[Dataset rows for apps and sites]
[Start of section]
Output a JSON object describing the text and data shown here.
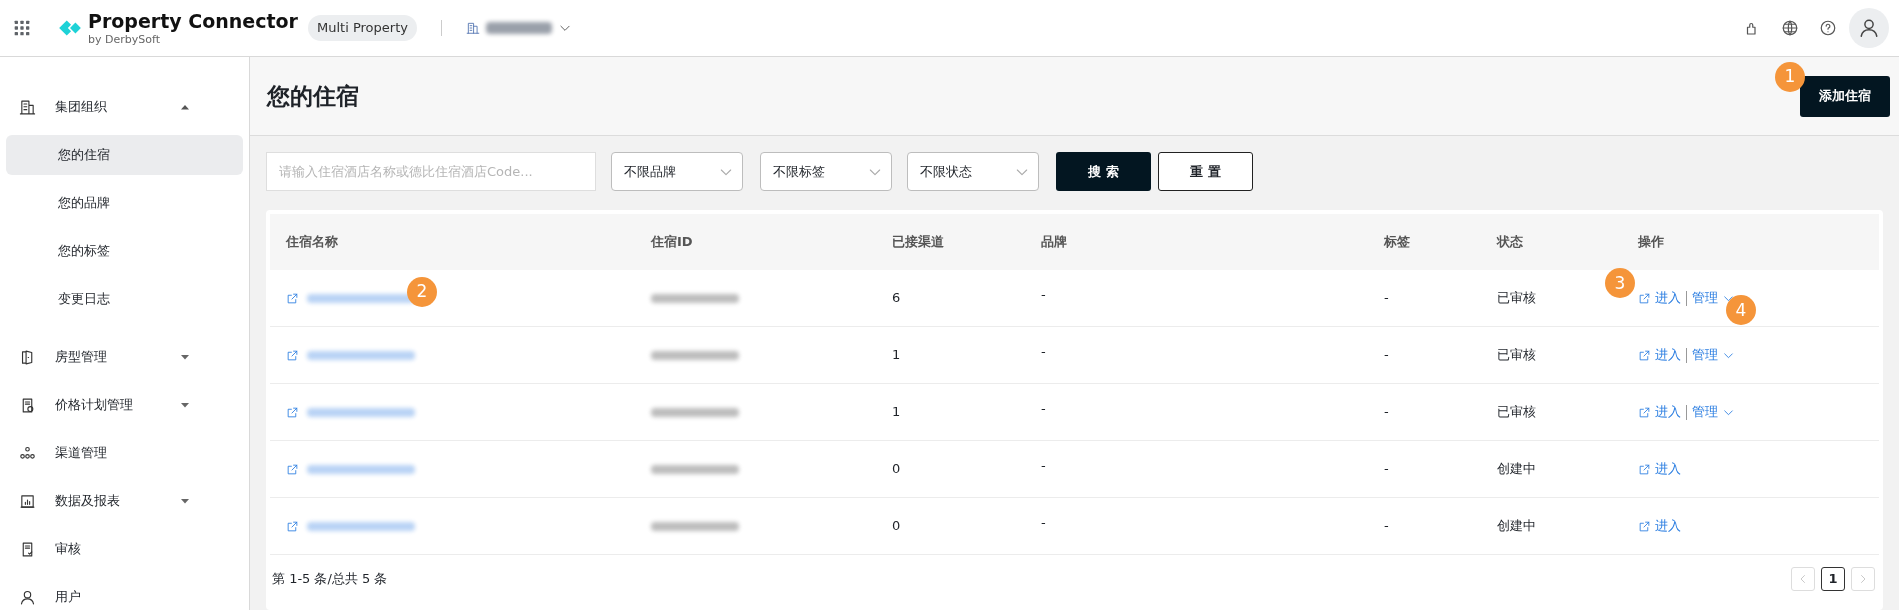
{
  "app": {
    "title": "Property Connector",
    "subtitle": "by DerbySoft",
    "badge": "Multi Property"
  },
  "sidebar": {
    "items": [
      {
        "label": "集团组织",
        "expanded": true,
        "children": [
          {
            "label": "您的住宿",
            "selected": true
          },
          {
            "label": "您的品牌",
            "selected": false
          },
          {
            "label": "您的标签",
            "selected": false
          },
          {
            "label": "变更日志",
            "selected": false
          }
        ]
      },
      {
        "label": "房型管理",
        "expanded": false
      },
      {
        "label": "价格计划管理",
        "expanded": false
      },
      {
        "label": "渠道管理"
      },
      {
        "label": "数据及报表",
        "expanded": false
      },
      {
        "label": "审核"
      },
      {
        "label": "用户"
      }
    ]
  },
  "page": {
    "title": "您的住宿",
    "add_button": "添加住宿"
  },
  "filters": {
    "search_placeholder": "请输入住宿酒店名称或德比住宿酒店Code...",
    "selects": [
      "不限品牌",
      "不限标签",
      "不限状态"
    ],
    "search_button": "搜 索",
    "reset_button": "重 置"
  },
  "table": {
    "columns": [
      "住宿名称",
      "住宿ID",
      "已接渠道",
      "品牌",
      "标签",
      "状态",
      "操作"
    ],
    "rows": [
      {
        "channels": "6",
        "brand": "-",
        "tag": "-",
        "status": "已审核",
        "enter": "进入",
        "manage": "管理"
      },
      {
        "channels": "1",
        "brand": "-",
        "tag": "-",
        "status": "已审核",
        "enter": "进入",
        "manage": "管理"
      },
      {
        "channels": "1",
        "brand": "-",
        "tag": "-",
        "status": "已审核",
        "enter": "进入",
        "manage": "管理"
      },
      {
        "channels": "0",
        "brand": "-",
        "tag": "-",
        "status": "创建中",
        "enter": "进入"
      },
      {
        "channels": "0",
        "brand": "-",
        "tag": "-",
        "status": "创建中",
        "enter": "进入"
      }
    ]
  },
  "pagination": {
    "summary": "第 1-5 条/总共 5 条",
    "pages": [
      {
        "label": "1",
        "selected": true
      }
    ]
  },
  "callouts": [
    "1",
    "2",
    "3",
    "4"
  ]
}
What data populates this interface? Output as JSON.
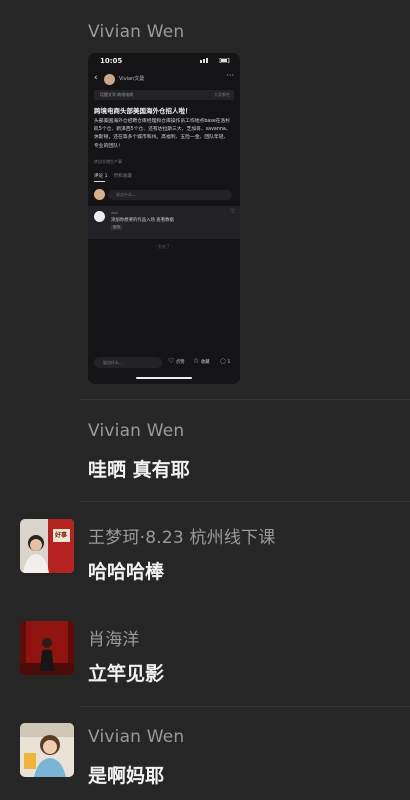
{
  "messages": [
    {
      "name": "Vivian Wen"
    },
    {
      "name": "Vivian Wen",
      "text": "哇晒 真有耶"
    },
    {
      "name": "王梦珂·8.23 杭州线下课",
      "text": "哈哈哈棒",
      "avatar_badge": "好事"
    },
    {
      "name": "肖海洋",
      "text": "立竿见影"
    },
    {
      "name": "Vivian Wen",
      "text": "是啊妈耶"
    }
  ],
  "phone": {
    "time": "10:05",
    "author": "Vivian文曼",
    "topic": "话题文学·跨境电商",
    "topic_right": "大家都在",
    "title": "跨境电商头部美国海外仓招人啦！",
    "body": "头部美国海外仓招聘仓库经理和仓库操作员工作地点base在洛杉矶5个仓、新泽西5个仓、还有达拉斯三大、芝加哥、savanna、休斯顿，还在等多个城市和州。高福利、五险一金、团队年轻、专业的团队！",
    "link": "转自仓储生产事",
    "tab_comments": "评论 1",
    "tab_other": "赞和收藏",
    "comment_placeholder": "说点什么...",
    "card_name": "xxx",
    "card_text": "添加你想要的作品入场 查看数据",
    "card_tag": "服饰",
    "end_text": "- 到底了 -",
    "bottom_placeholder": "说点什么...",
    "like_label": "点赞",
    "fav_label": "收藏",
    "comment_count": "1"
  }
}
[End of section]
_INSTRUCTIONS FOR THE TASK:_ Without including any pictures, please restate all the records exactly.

_YOUR RESPONSE:_
Output a JSON object describing the text and data shown here.
{
  "app": {
    "title": "Property Connector",
    "subtitle": "by DerbySoft",
    "badge": "Multi Property"
  },
  "sidebar": {
    "items": [
      {
        "label": "集团组织",
        "expanded": true,
        "children": [
          {
            "label": "您的住宿",
            "selected": true
          },
          {
            "label": "您的品牌",
            "selected": false
          },
          {
            "label": "您的标签",
            "selected": false
          },
          {
            "label": "变更日志",
            "selected": false
          }
        ]
      },
      {
        "label": "房型管理",
        "expanded": false
      },
      {
        "label": "价格计划管理",
        "expanded": false
      },
      {
        "label": "渠道管理"
      },
      {
        "label": "数据及报表",
        "expanded": false
      },
      {
        "label": "审核"
      },
      {
        "label": "用户"
      }
    ]
  },
  "page": {
    "title": "您的住宿",
    "add_button": "添加住宿"
  },
  "filters": {
    "search_placeholder": "请输入住宿酒店名称或德比住宿酒店Code...",
    "selects": [
      "不限品牌",
      "不限标签",
      "不限状态"
    ],
    "search_button": "搜 索",
    "reset_button": "重 置"
  },
  "table": {
    "columns": [
      "住宿名称",
      "住宿ID",
      "已接渠道",
      "品牌",
      "标签",
      "状态",
      "操作"
    ],
    "rows": [
      {
        "channels": "6",
        "brand": "-",
        "tag": "-",
        "status": "已审核",
        "enter": "进入",
        "manage": "管理"
      },
      {
        "channels": "1",
        "brand": "-",
        "tag": "-",
        "status": "已审核",
        "enter": "进入",
        "manage": "管理"
      },
      {
        "channels": "1",
        "brand": "-",
        "tag": "-",
        "status": "已审核",
        "enter": "进入",
        "manage": "管理"
      },
      {
        "channels": "0",
        "brand": "-",
        "tag": "-",
        "status": "创建中",
        "enter": "进入"
      },
      {
        "channels": "0",
        "brand": "-",
        "tag": "-",
        "status": "创建中",
        "enter": "进入"
      }
    ]
  },
  "pagination": {
    "summary": "第 1-5 条/总共 5 条",
    "pages": [
      {
        "label": "1",
        "selected": true
      }
    ]
  },
  "callouts": [
    "1",
    "2",
    "3",
    "4"
  ]
}
What data populates this interface? Output as JSON.
{
  "messages": [
    {
      "name": "Vivian Wen"
    },
    {
      "name": "Vivian Wen",
      "text": "哇晒 真有耶"
    },
    {
      "name": "王梦珂·8.23 杭州线下课",
      "text": "哈哈哈棒",
      "avatar_badge": "好事"
    },
    {
      "name": "肖海洋",
      "text": "立竿见影"
    },
    {
      "name": "Vivian Wen",
      "text": "是啊妈耶"
    }
  ],
  "phone": {
    "time": "10:05",
    "author": "Vivian文曼",
    "topic": "话题文学·跨境电商",
    "topic_right": "大家都在",
    "title": "跨境电商头部美国海外仓招人啦！",
    "body": "头部美国海外仓招聘仓库经理和仓库操作员工作地点base在洛杉矶5个仓、新泽西5个仓、还有达拉斯三大、芝加哥、savanna、休斯顿，还在等多个城市和州。高福利、五险一金、团队年轻、专业的团队！",
    "link": "转自仓储生产事",
    "tab_comments": "评论 1",
    "tab_other": "赞和收藏",
    "comment_placeholder": "说点什么...",
    "card_name": "xxx",
    "card_text": "添加你想要的作品入场 查看数据",
    "card_tag": "服饰",
    "end_text": "- 到底了 -",
    "bottom_placeholder": "说点什么...",
    "like_label": "点赞",
    "fav_label": "收藏",
    "comment_count": "1"
  }
}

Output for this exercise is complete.